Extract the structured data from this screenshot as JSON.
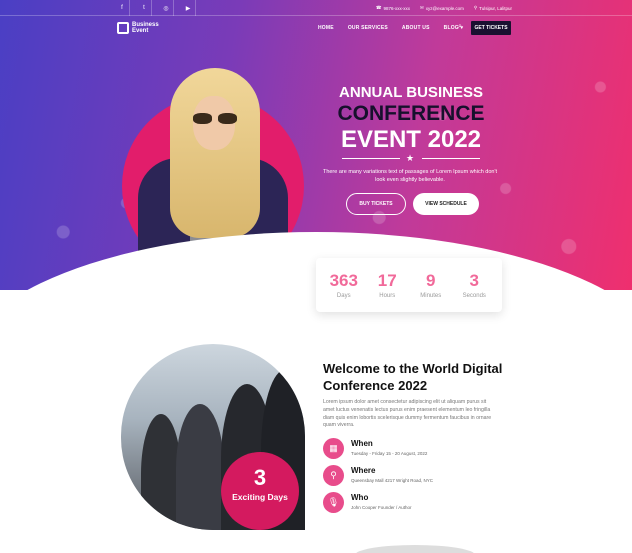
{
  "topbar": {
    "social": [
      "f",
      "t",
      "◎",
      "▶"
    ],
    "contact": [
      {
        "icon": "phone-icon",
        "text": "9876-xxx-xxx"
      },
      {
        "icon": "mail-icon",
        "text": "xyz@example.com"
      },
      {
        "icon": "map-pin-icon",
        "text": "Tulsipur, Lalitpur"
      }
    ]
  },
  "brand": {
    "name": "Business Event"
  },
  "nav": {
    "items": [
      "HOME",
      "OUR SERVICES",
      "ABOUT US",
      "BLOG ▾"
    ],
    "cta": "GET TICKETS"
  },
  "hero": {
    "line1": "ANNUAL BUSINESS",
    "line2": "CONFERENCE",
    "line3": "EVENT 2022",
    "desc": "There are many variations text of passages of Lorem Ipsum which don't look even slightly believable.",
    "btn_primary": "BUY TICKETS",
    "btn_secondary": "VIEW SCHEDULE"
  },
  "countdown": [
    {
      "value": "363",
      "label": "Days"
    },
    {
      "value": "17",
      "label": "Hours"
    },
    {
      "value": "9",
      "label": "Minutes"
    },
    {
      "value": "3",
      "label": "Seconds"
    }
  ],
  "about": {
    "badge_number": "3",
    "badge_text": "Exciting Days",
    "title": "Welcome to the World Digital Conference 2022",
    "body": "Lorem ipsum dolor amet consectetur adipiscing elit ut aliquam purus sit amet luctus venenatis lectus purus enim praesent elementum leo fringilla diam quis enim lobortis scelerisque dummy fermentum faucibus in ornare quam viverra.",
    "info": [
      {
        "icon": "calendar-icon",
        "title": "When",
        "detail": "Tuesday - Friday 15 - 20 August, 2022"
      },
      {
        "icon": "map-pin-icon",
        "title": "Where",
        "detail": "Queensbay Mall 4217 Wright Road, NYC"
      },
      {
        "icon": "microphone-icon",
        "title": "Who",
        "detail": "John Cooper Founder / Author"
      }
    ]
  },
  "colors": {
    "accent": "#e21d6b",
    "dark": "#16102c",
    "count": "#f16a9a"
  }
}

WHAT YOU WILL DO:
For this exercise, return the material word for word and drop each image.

EXERCISE RESPONSE:
Extract the structured data from this screenshot as JSON.
{
  "topbar": {
    "social": [
      "f",
      "t",
      "◎",
      "▶"
    ],
    "contact": [
      {
        "icon": "phone-icon",
        "text": "9876-xxx-xxx"
      },
      {
        "icon": "mail-icon",
        "text": "xyz@example.com"
      },
      {
        "icon": "map-pin-icon",
        "text": "Tulsipur, Lalitpur"
      }
    ]
  },
  "brand": {
    "name": "Business Event"
  },
  "nav": {
    "items": [
      "HOME",
      "OUR SERVICES",
      "ABOUT US",
      "BLOG ▾"
    ],
    "cta": "GET TICKETS"
  },
  "hero": {
    "line1": "ANNUAL BUSINESS",
    "line2": "CONFERENCE",
    "line3": "EVENT 2022",
    "desc": "There are many variations text of passages of Lorem Ipsum which don't look even slightly believable.",
    "btn_primary": "BUY TICKETS",
    "btn_secondary": "VIEW SCHEDULE"
  },
  "countdown": [
    {
      "value": "363",
      "label": "Days"
    },
    {
      "value": "17",
      "label": "Hours"
    },
    {
      "value": "9",
      "label": "Minutes"
    },
    {
      "value": "3",
      "label": "Seconds"
    }
  ],
  "about": {
    "badge_number": "3",
    "badge_text": "Exciting Days",
    "title": "Welcome to the World Digital Conference 2022",
    "body": "Lorem ipsum dolor amet consectetur adipiscing elit ut aliquam purus sit amet luctus venenatis lectus purus enim praesent elementum leo fringilla diam quis enim lobortis scelerisque dummy fermentum faucibus in ornare quam viverra.",
    "info": [
      {
        "icon": "calendar-icon",
        "title": "When",
        "detail": "Tuesday - Friday 15 - 20 August, 2022"
      },
      {
        "icon": "map-pin-icon",
        "title": "Where",
        "detail": "Queensbay Mall 4217 Wright Road, NYC"
      },
      {
        "icon": "microphone-icon",
        "title": "Who",
        "detail": "John Cooper Founder / Author"
      }
    ]
  },
  "colors": {
    "accent": "#e21d6b",
    "dark": "#16102c",
    "count": "#f16a9a"
  }
}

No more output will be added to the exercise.